Schumer arranged several telephone calls with Trump late last year in the hopes of steering Trump toward a less combative path. In those private conversations, Schumer says, he warned Trump about the rightward tilt of his Vice President Mike Pence and the most conservative flank of the Republican Party. “You ran as a populist,” Schumer remembers saying on the phone, “but if you let the hard right take you over, you will not succeed as President.” At one point, Schumer says, he told the President that the only infrastructure bill that would really work would need to cost at least $1 trillion, funded by direct government spending (as opposed to tax credits), with labor and environmental protections and no accompanying cuts to entitlements. Schumer says Trump responded with two encouraging words: “I know.” (The White House declined to comment on the calls.)
On the other hand, Trump has not hesitated to blast Schumer for being a drama queen, mocking his tearful denunciation of Trump’s “mean-spirited and un-American” refugee policy. “I noticed Chuck Schumer yesterday with fake tears,” Trump said. “I’m going to ask him who is his acting coach.” Schumer, an easy crier whose middle name honors Ellis Island and whose daughter is named for Emma Lazarus, got a kick out of Trump’s jab.
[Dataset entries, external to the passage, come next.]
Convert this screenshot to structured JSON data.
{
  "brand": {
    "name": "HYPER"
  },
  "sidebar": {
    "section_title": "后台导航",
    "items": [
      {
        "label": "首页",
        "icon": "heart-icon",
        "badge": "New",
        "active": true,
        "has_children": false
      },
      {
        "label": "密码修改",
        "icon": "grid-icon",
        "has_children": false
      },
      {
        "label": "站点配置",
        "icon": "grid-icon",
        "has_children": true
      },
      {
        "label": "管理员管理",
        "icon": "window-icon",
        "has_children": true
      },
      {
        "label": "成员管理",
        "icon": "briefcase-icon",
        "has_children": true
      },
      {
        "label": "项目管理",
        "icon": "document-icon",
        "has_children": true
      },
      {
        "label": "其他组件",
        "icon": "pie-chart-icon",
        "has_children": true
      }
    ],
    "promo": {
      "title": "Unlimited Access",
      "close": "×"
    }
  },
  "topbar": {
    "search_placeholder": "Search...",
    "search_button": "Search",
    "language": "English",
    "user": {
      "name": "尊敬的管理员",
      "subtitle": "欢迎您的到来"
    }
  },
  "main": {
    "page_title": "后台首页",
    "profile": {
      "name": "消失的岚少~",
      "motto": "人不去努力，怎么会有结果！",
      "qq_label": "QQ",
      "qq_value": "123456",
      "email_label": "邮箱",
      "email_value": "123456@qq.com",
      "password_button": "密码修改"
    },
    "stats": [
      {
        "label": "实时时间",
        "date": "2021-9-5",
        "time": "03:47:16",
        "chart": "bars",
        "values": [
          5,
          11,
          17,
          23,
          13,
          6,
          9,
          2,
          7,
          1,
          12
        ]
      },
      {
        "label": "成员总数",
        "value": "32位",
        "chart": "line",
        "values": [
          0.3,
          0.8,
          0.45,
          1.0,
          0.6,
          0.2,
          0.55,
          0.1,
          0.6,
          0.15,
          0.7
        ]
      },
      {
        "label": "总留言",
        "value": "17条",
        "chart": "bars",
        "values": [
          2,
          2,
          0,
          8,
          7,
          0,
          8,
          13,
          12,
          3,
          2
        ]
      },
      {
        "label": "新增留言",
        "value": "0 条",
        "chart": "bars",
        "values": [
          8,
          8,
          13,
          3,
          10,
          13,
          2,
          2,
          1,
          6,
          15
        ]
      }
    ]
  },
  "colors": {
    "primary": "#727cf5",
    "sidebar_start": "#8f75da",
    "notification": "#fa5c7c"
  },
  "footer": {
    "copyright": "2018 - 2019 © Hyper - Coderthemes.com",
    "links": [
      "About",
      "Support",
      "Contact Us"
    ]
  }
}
What follows now is a complex series of calculations for Schumer. He will try to block Republicans from repealing the Affordable Care Act root and branch, but may blink when some of his members want to help Republicans on a replacement. It seems increasingly likely he will try to bring down Neil Gorsuch, Trump’s conservative Supreme Court pick, but it seems just as likely that he will be unable to then prevent McConnell from changing the Senate rules to force Gorsuch through with 51 votes. Schumer’s antics have angered the White House. The country is getting “frustrated,” said a White House official, “with Senator Schumer’s tactics to obstruct the will of the American people.”
Shortly after Barack Obama won the White House, McConnell gave a speech announcing that the top priority for Republicans would be to make Obama a one-term President. Schumer’s offer to Trump is more nuanced. Govern from the middle, Schumer is suggesting, and I will share some votes. Govern from the right, and you’ll give Democrats a chance to reclaim the populist mantle in coming elections. “We’re not going to do what the Republicans did and oppose it just because the name Trump is on it,” Schumer said.
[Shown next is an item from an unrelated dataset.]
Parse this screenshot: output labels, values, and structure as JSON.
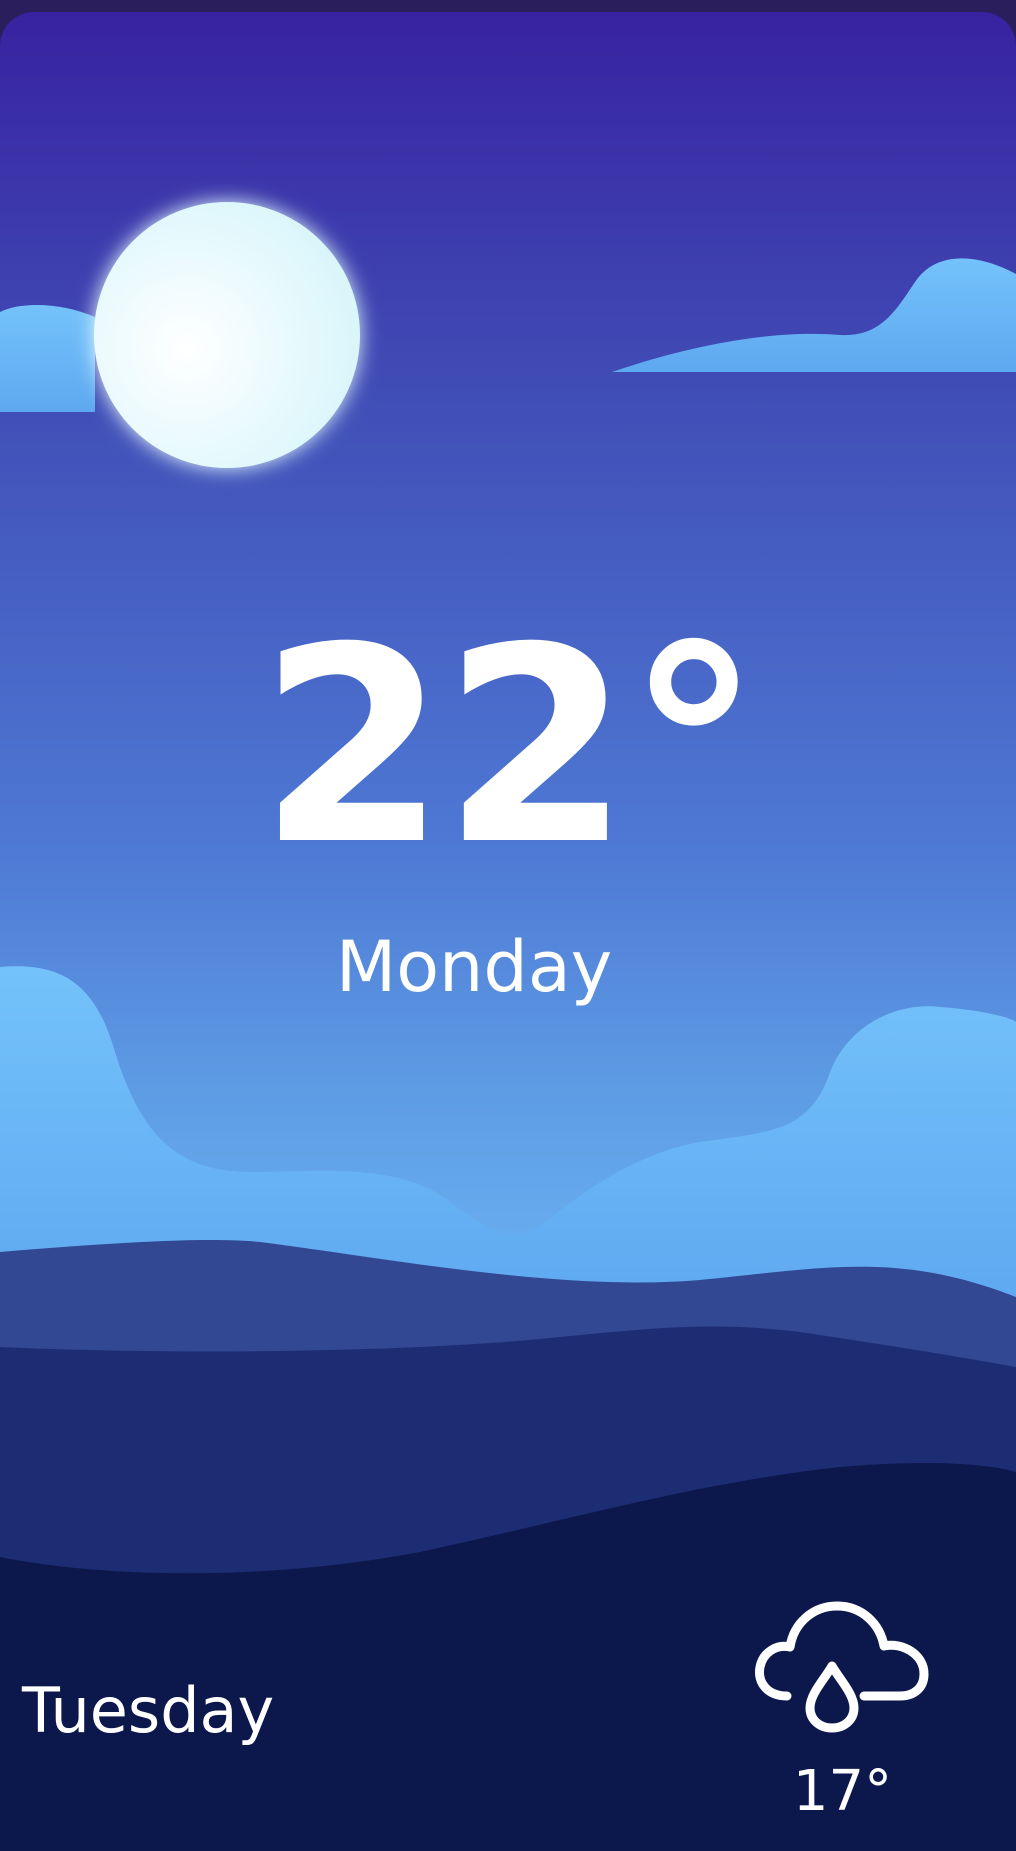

Still, for all the phone conversations, the warnings and the remonstrations between the two New York potentates, Schumer sees the shock and awe of Trump’s first weeks in office as a bad sign. He is waiting for Trump to move to the middle but is increasingly skeptical that the President will ever get there. “You never know if he’s really paying attention,” says Schumer of Trump. It could have been “wonderful,” “beautiful” and “great.” But the rules have changed, and a long fight seems unavoidable. They are in Washington now.
–With reporting by ZEKE J. MILLER/WASHINGTON